Content starts
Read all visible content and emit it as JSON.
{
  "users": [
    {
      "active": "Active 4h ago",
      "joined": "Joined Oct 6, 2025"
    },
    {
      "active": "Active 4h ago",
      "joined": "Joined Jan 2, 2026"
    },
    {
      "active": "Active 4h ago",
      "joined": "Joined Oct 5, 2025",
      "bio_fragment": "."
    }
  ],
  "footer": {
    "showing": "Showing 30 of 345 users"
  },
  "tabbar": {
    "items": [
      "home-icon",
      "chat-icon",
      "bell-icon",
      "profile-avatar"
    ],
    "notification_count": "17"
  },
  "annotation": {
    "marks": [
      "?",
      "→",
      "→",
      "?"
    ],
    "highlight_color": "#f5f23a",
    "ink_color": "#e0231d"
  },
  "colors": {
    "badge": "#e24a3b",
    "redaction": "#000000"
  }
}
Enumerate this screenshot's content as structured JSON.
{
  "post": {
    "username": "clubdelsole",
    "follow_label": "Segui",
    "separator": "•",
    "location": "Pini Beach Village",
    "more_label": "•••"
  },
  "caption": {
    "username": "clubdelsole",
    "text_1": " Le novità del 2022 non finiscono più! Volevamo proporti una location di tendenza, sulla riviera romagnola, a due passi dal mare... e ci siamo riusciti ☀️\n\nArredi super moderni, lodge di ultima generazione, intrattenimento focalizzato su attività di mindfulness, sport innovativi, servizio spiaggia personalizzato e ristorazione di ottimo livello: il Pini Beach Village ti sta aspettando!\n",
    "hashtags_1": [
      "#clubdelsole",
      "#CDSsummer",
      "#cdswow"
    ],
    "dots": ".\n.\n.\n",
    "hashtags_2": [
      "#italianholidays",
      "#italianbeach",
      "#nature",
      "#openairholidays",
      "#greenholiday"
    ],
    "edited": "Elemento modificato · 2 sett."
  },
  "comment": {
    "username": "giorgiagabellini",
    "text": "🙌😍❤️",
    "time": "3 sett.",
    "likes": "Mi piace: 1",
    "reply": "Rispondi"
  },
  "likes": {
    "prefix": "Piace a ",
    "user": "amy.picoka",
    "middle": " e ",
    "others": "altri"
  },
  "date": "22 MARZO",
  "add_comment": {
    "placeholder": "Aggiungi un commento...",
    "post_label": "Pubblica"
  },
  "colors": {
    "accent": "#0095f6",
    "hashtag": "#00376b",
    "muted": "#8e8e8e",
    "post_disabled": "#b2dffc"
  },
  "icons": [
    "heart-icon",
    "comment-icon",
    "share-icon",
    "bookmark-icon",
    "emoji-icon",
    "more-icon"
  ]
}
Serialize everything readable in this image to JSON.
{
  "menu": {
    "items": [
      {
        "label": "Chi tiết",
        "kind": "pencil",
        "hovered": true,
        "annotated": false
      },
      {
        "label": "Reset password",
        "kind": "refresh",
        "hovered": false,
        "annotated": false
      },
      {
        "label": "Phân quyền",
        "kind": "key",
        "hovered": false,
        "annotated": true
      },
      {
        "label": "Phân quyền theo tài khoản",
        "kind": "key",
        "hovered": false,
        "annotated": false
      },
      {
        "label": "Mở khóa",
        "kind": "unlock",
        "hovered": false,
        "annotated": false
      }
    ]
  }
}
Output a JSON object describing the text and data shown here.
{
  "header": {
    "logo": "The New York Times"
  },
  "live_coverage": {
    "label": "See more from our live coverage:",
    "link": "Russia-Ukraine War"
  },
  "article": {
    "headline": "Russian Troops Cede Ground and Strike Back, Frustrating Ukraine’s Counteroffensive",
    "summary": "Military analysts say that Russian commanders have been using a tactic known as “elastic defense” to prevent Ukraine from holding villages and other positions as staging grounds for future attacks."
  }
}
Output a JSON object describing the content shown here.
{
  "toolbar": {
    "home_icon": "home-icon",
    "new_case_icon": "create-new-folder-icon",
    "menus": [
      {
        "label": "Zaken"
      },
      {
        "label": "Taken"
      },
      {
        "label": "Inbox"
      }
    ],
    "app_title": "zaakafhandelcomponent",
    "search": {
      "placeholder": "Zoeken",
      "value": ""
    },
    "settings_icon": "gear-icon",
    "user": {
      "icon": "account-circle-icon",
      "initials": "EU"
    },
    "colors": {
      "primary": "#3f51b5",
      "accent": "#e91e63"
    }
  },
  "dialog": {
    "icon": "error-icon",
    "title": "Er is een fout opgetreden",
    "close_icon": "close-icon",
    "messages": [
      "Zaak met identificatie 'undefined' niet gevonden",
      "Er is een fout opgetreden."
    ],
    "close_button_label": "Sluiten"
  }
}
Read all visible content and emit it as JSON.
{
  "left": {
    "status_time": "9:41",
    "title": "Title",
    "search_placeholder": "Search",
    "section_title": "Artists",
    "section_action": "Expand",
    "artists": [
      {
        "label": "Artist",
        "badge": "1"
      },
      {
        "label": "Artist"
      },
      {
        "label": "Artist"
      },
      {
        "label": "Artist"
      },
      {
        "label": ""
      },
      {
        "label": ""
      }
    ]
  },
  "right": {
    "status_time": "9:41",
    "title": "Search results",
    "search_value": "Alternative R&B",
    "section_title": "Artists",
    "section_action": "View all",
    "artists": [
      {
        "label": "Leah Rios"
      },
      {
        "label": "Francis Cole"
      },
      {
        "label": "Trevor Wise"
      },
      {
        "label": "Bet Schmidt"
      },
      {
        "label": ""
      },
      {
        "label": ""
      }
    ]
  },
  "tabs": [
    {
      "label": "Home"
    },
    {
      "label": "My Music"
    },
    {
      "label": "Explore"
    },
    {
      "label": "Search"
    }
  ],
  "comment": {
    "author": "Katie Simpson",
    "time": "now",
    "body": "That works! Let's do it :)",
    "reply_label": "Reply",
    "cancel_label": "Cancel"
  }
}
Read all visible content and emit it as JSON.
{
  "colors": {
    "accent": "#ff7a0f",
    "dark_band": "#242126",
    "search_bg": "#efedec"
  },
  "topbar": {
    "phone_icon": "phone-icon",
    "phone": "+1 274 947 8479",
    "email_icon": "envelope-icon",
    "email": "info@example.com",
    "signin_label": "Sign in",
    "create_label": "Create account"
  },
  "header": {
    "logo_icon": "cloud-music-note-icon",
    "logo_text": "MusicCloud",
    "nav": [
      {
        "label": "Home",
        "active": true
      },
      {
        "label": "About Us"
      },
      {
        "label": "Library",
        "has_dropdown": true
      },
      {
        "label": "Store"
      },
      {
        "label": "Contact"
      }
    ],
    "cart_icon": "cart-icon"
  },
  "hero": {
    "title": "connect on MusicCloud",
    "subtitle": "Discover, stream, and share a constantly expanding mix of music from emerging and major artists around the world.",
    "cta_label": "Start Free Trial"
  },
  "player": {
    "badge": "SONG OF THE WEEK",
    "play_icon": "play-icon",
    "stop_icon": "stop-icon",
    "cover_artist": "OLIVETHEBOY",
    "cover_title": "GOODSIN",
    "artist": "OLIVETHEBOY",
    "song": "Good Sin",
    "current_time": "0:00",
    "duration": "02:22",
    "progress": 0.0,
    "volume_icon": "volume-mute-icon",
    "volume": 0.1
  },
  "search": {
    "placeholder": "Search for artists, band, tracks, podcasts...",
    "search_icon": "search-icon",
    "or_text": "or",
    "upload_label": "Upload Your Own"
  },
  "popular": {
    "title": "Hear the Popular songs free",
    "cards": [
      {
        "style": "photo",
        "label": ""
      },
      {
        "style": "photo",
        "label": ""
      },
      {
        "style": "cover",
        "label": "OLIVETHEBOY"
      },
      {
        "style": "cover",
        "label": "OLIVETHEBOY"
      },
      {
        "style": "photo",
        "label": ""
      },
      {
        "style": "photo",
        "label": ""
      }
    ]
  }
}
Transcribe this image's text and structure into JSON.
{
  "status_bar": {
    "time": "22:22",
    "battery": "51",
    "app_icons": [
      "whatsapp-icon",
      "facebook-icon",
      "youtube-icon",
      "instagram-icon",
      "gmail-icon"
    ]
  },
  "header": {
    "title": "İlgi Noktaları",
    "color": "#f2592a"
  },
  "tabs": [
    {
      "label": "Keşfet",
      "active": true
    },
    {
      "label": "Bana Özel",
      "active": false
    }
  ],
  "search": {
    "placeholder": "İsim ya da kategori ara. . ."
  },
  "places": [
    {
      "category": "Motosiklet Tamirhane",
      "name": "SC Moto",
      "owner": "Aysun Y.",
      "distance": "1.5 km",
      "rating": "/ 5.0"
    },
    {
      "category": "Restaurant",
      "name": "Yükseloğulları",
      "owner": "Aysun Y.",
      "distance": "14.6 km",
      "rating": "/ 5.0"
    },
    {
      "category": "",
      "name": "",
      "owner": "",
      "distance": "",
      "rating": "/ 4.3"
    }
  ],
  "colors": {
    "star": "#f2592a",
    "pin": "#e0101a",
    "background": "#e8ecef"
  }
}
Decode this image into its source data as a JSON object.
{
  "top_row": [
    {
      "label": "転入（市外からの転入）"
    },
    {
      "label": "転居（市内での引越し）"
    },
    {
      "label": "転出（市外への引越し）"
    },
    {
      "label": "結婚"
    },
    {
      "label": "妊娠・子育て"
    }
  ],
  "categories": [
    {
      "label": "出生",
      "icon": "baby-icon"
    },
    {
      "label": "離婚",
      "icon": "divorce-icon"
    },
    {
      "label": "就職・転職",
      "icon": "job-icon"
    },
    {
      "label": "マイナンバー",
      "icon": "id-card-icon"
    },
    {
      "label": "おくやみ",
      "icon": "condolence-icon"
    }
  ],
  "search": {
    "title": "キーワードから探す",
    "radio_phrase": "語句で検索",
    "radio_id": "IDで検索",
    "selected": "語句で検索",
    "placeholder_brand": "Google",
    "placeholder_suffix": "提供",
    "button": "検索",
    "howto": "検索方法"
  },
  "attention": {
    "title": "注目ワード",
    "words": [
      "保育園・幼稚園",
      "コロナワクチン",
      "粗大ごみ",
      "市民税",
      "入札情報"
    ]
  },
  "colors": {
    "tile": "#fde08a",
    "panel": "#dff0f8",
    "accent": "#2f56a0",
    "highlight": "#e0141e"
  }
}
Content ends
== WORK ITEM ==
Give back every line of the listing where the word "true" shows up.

== TASK ANSWER ==
        "hovered": true,
        "annotated": true
        "active": true
        "has_dropdown": true
      "active": true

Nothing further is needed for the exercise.